Hudi manages large and continuously changing datasets, such as those used in streaming applications or data lakes. It provides a way to handle incremental updates, deletes, and upserts (updates and inserts) more efficiently and in a more scalable way than traditional batch processing. Hudi uses a combination of techniques, such as columnar storage, record-level updates, and indexing to achieve this.
Apache Hudi’s approach is to group all transactions into different types of actions that occur along a timeline. Hudi uses a directory-based approach with files that are time-stamped and log files that track changes to the records in that data file. Hudi allows you the option to enable a metadata table for query optimization (the metadata table is now on by default starting in version 0.11.0). This table will track a list of files that can be used for query planning instead of file operations, avoiding a potential bottleneck for large datasets.
Data lakes - Hudi is well-suited for use cases involving data lakes, where large volumes of data are collected and stored for future processing and analysis. Hudi can be used to manage the data in a data lake, ensuring that it remains consistent and up-to-date. With Hudi, data can be ingested from multiple sources and can be processed incrementally, reducing the need for expensive full-table scans. Hudi also provides support for column-level indexing and efficient storage formats, making it a great choice for data lakes that need to support ad-hoc querying and analysis.
Continuous analytics - Hudi can be used to provide real-time analytics on continuously changing data. It can be used to process and analyze data as it is being generated, providing insights into trends and patterns in the data. With its support for ACID transactions, Hudi can ensure that the data remains consistent and accurate, even as it is being updated in real-time. This makes Hudi a great choice for use cases involving real-time data processing and analytics, such as fraud detection, supply chain optimization, and network monitoring.
Machine learning - Hudi can be used as a data storage and management layer for machine learning workflows. It can be used to store large volumes of data, as well as manage the data as it is updated over time. With its support for incremental updates and deletes, Hudi can make it easier to manage the data used for machine learning models, reducing the need for expensive full-table scans. Additionally, Hudi can be used to store data in a format that is optimized for machine learning workflows, such as Parquet or ORC.
Apache Iceberg, Apache Hudi, and Delta Lake all take a similar approach on leveraging metadata to handle the heavy lifting. Metadata structures are used to define tables, schemas, and partitioning as well as what files make up a table.
While starting from a similar premise, each format has many differences, which may make one table format more compelling than another when it comes to enabling analytics on a data lake.
Delta Lake is an open-source data management system that provides ACID transactions and versioning on top of Apache Spark. Like Hudi, Delta Lake is designed for managing large, continuously changing datasets. Delta Lake is integrated with Apache Spark, which means that it can be used to process and analyze data in real time. Delta Lakes also provide support for data versioning and data quality checks, making them a great choice for use cases involving data science and machine learning workflows.

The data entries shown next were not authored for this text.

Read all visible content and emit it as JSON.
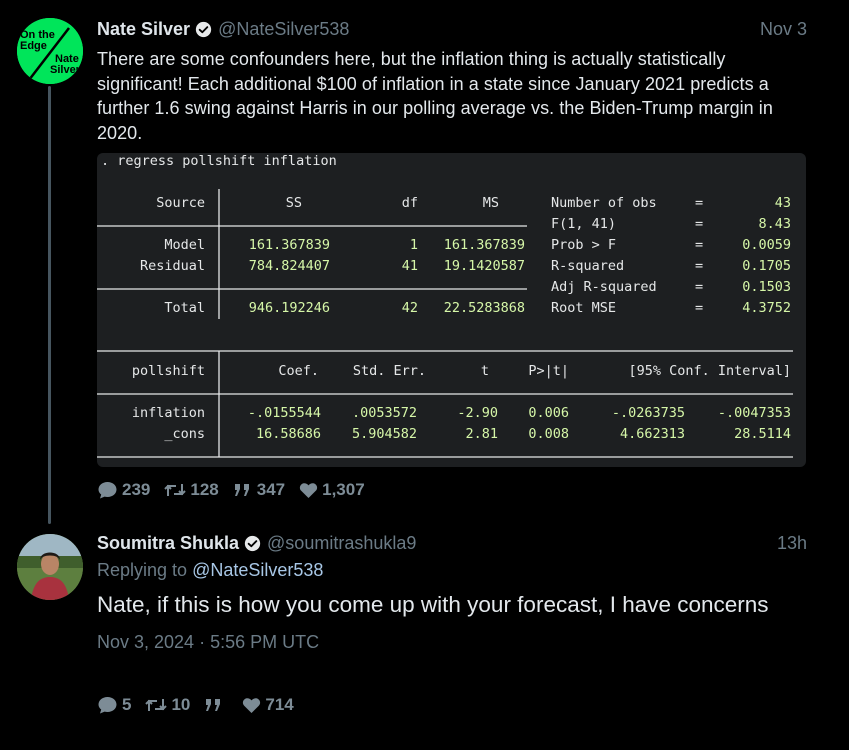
{
  "tweet1": {
    "name": "Nate Silver",
    "handle": "@NateSilver538",
    "time": "Nov 3",
    "avatar_text": [
      "On the",
      "Edge",
      "Nate",
      "Silver"
    ],
    "text": "There are some confounders here, but the inflation thing is actually statistically significant! Each additional $100 of inflation in a state since January 2021 predicts a further 1.6 swing against Harris in our polling average vs. the Biden-Trump margin in 2020.",
    "console": {
      "command": ". regress pollshift inflation",
      "anova_headers": [
        "Source",
        "SS",
        "df",
        "MS"
      ],
      "anova_rows": [
        {
          "source": "Model",
          "ss": "161.367839",
          "df": "1",
          "ms": "161.367839"
        },
        {
          "source": "Residual",
          "ss": "784.824407",
          "df": "41",
          "ms": "19.1420587"
        },
        {
          "source": "Total",
          "ss": "946.192246",
          "df": "42",
          "ms": "22.5283868"
        }
      ],
      "stats": [
        {
          "label": "Number of obs",
          "eq": "=",
          "value": "43"
        },
        {
          "label": "F(1, 41)",
          "eq": "=",
          "value": "8.43"
        },
        {
          "label": "Prob > F",
          "eq": "=",
          "value": "0.0059"
        },
        {
          "label": "R-squared",
          "eq": "=",
          "value": "0.1705"
        },
        {
          "label": "Adj R-squared",
          "eq": "=",
          "value": "0.1503"
        },
        {
          "label": "Root MSE",
          "eq": "=",
          "value": "4.3752"
        }
      ],
      "coef_headers": [
        "pollshift",
        "Coef.",
        "Std. Err.",
        "t",
        "P>|t|",
        "[95% Conf. Interval]"
      ],
      "coef_rows": [
        {
          "var": "inflation",
          "coef": "-.0155544",
          "se": ".0053572",
          "t": "-2.90",
          "p": "0.006",
          "lo": "-.0263735",
          "hi": "-.0047353"
        },
        {
          "var": "_cons",
          "coef": "16.58686",
          "se": "5.904582",
          "t": "2.81",
          "p": "0.008",
          "lo": "4.662313",
          "hi": "28.5114"
        }
      ]
    },
    "replies": "239",
    "retweets": "128",
    "quotes": "347",
    "likes": "1,307"
  },
  "tweet2": {
    "name": "Soumitra Shukla",
    "handle": "@soumitrashukla9",
    "time": "13h",
    "replying_prefix": "Replying to",
    "replying_handle": "@NateSilver538",
    "text": "Nate, if this is how you come up with your forecast, I have concerns",
    "timestamp": "Nov 3, 2024 · 5:56 PM UTC",
    "replies": "5",
    "retweets": "10",
    "quotes": "",
    "likes": "714"
  },
  "colors": {
    "background": "#000000",
    "link": "#a8c7e6",
    "muted": "#6b7b86",
    "console_bg": "#1d1f21",
    "console_value": "#d6f7a8",
    "avatar_green": "#00e55a"
  }
}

Apache Iceberg provides ACID transactions and versioning for large-scale datasets. Like Hudi, Apache Iceberg is built on top of Apache Hadoop, and it can be used to manage data in an HDFS or a cloud storage system. Apache Iceberg provides support for schema evolution, which means that changes to the data schema can be made without having to rewrite the entire dataset. Apache Iceberg also supports efficient indexing and query optimization, making it a good choice for use cases involving ad-hoc querying and analysis. Apache Iceberg is currently the only table format with partition evolution support.